The NDPR has ignited conversations and effort geared towards compliance, however the enforcement and wider compliance with the NDPR remains a challenge. Data protection is still a nascent substance in Nigeria and the NITDA did not allow ample time before the NDPR took effect. The shortage of professionals in the space is also a concern. A greater damage than a data breach is compliance built on misinformation from privacy professionals. The NITDA may need to impose professional liability on culpable organisations, and DPCOs and focal persons in organisation will need to invest in building competence.
Another consideration is the lack of cooperation from government agencies. A number of government agencies are yet to initiate a compliance effort. This is visible from the number of government agency websites without a privacy notice or revised notice mirroring their processing activities, and alleged instances of data breach, which begs the question, if the NITDA is independent enough to act as a supervisory authority and sanction sister agencies. The NITDA will need to grow in strength and act tough against government agencies, who act as either or both controllers and processors, in order to protect data subjects from the risk and danger of potential data breaches, and uphold the sanctity of the NDPR. There was also a possible conflict in the exercise of its regulatory powers, and the NITDA was quick to clear up the air with the prospect of the NDPR conflicting with the Nigeria Communication Commission’s directive to telecommunications companies4.

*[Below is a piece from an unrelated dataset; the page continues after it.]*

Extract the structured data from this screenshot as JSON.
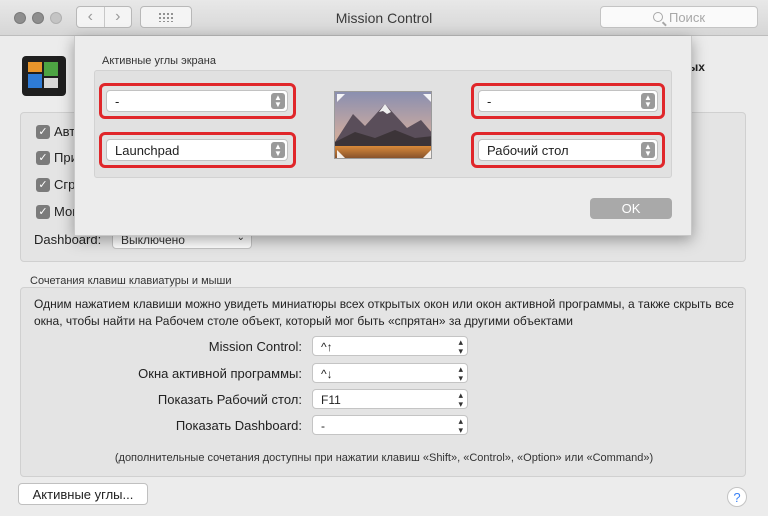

A further concern is also the cost of compliance. This can be seen from the prism of organisations who want to comply but cannot afford to do so, or organisations who are not willing to invest in compliance. Part of the feedback from the NITDA’s data protection officer workshop event, in January 2020, was that the NITDA should license more DPCOs, such that the market forces can dictate pricing. Also, while the NDPR remains a historic law, the legislation still omits a number of provisions that are recognised globally in a model data protection law.
The NITDA should ensure there is verifiable and expert certification for DPCOs and evidence based knowledge to avoid creating a licensing regime for merchants of misinformation that will not help the clients they serve, the data subject involved, and the growth of the data protection in the country. The NITDA will need to regularly issue guidelines and notices to clarify grey points and provide context to provisions of the NDPR. The ultimate destination will be to see the NDPR create a pathway for a proper legislation from the government. The NDPR should ensure that the data protection authority is independent, as contained in notable global statutes. The NITDA should publish the Draft Framework, as this will bring clarity to the NDPR and forgo the obligation to report a breach and notify data subjects.
The NITDA will need to maintain consistency in its enforcement regime against both public and private organisations, and also create guides, tools, and templates to assist both professionals and organisations.
The journey to compliance is a marathon, and the NITDA has done something remarkable by releasing the NDPR. However, there is still so much to do in order to make Nigeria an adequate data protection safe hub.
Ridwan Oloyede Partner
Tech Hive Advisory, Lagos